▶ Required action
Return each entry below exactly. Skip the images.

▶ The input
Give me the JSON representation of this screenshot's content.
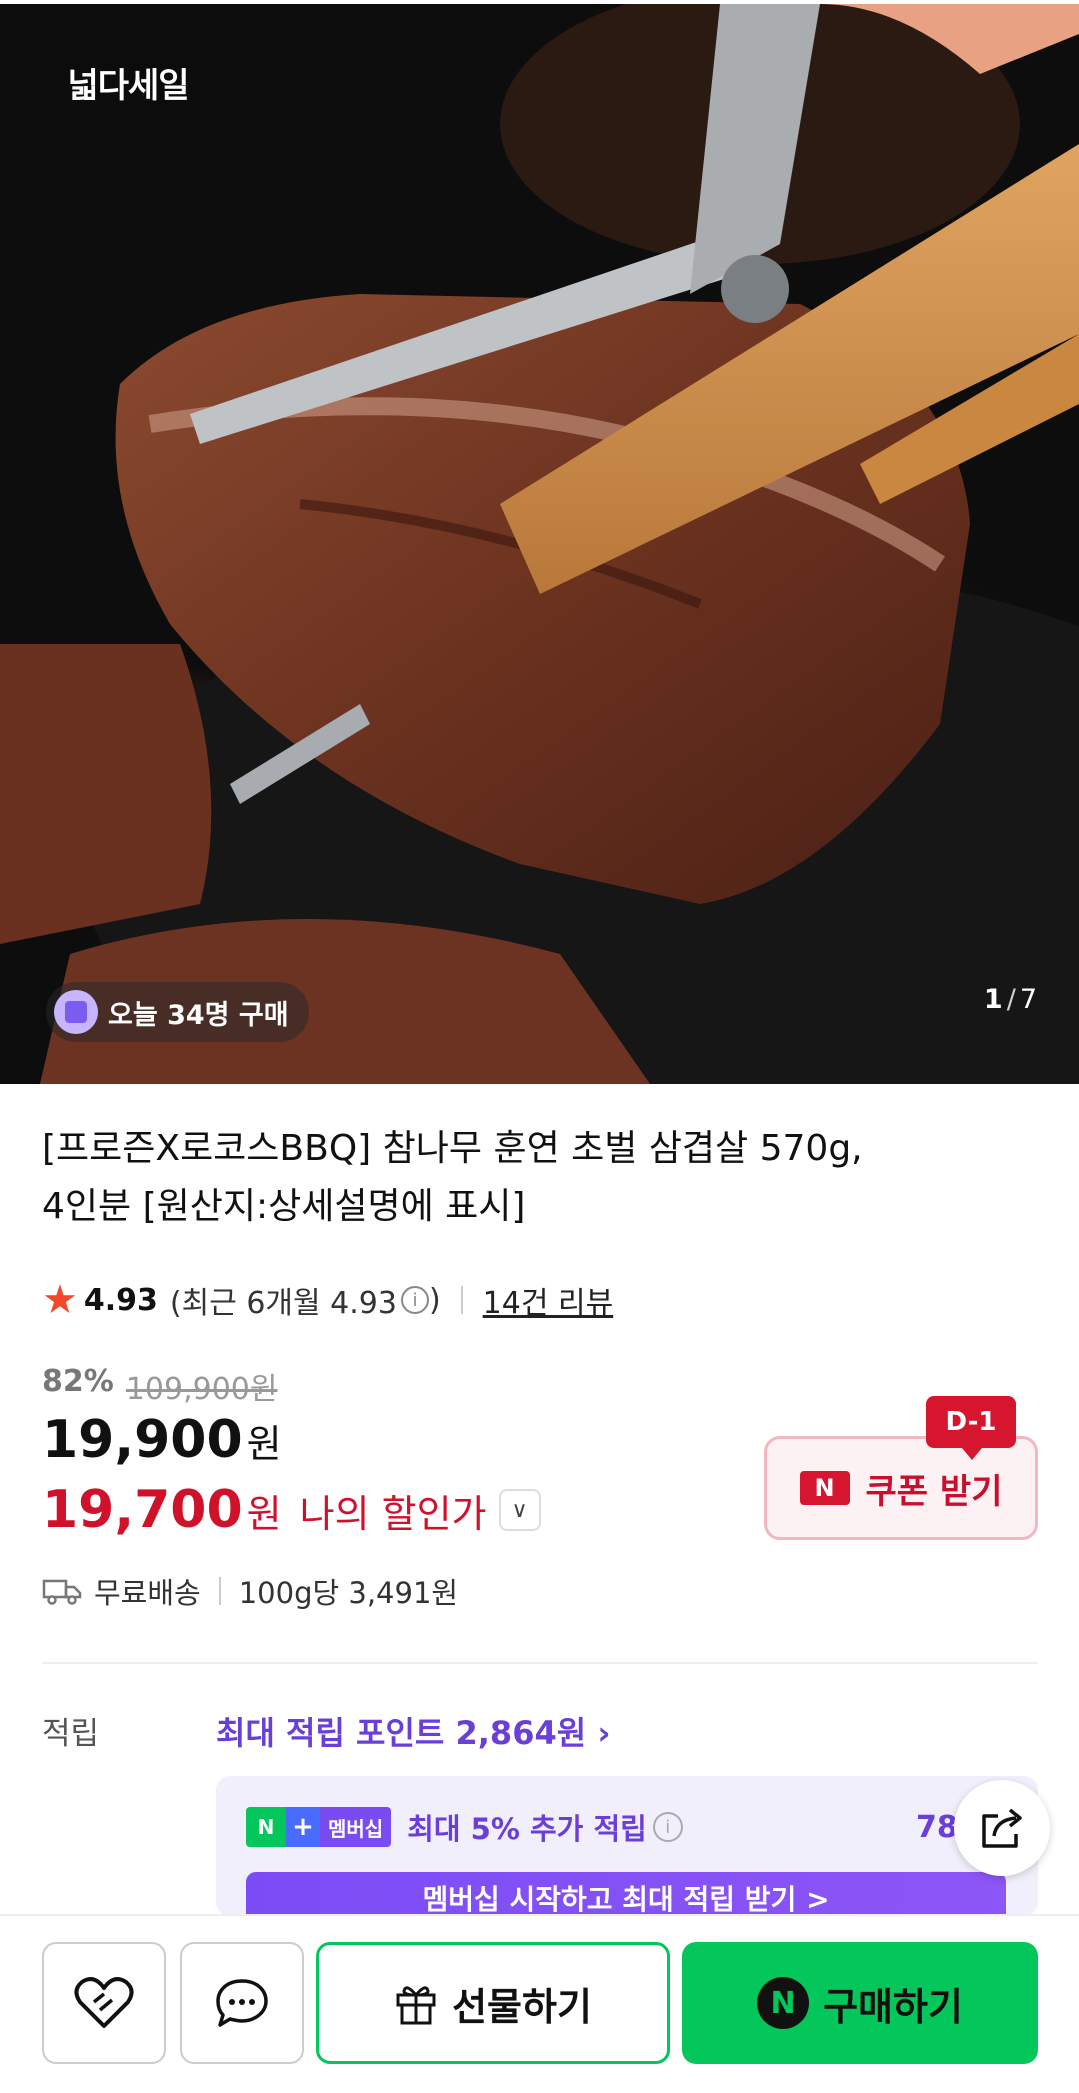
{
  "hero": {
    "brand_badge": "넓다세일",
    "today_buyers": "오늘 34명 구매",
    "image_index": "1",
    "image_total": "7"
  },
  "product": {
    "title_line1": "[프로즌X로코스BBQ] 참나무 훈연 초벌 삼겹살 570g,",
    "title_line2": "4인분 [원산지:상세설명에 표시]",
    "rating": "4.93",
    "rating_recent": "(최근 6개월 4.93",
    "rating_close": ")",
    "review_count": "14건 리뷰",
    "discount_pct": "82%",
    "original_price": "109,900원",
    "price": "19,900",
    "price_unit": "원",
    "my_price": "19,700",
    "my_price_unit": "원",
    "my_price_label": "나의 할인가",
    "shipping": "무료배송",
    "unit_price": "100g당 3,491원"
  },
  "coupon": {
    "badge": "D-1",
    "n_logo": "N",
    "label": "쿠폰 받기"
  },
  "reward": {
    "label": "적립",
    "link": "최대 적립 포인트 2,864원",
    "membership_badge_n": "N",
    "membership_badge_plus": "+",
    "membership_badge_text": "멤버십",
    "membership_text": "최대 5% 추가 적립",
    "membership_amount": "78",
    "membership_button": "멤버십 시작하고 최대 적립 받기 >"
  },
  "bottom": {
    "gift": "선물하기",
    "buy": "구매하기",
    "buy_logo": "N"
  },
  "colors": {
    "naver_green": "#03c75a",
    "discount_red": "#d0112a",
    "purple": "#6a3fd8"
  }
}
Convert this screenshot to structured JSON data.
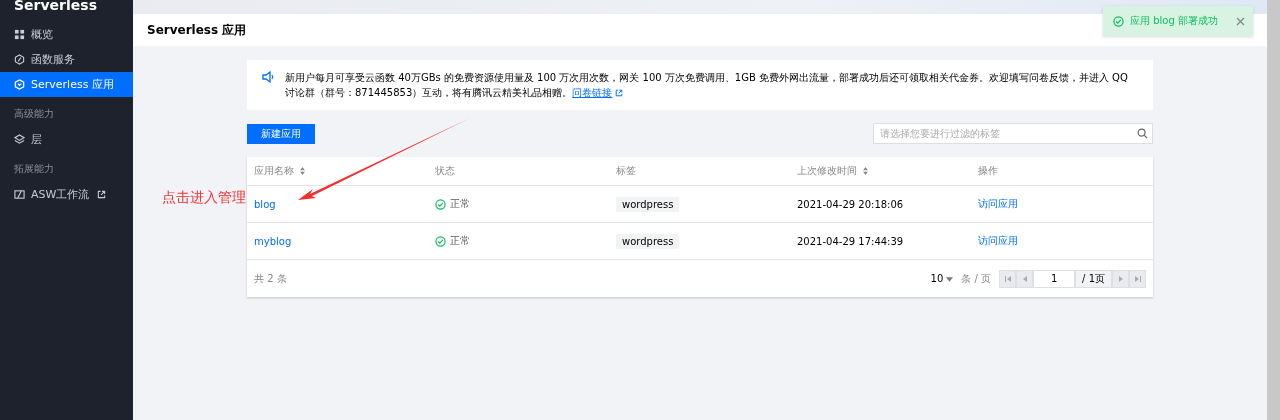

▶ Answer area
Give me the JSON representation of this screenshot's content.
{
  "hero": {
    "brand_badge": "넓다세일",
    "today_buyers": "오늘 34명 구매",
    "image_index": "1",
    "image_total": "7"
  },
  "product": {
    "title_line1": "[프로즌X로코스BBQ] 참나무 훈연 초벌 삼겹살 570g,",
    "title_line2": "4인분 [원산지:상세설명에 표시]",
    "rating": "4.93",
    "rating_recent": "(최근 6개월 4.93",
    "rating_close": ")",
    "review_count": "14건 리뷰",
    "discount_pct": "82%",
    "original_price": "109,900원",
    "price": "19,900",
    "price_unit": "원",
    "my_price": "19,700",
    "my_price_unit": "원",
    "my_price_label": "나의 할인가",
    "shipping": "무료배송",
    "unit_price": "100g당 3,491원"
  },
  "coupon": {
    "badge": "D-1",
    "n_logo": "N",
    "label": "쿠폰 받기"
  },
  "reward": {
    "label": "적립",
    "link": "최대 적립 포인트 2,864원",
    "membership_badge_n": "N",
    "membership_badge_plus": "+",
    "membership_badge_text": "멤버십",
    "membership_text": "최대 5% 추가 적립",
    "membership_amount": "78",
    "membership_button": "멤버십 시작하고 최대 적립 받기 >"
  },
  "bottom": {
    "gift": "선물하기",
    "buy": "구매하기",
    "buy_logo": "N"
  },
  "colors": {
    "naver_green": "#03c75a",
    "discount_red": "#d0112a",
    "purple": "#6a3fd8"
  }
}
Convert this screenshot to structured JSON data.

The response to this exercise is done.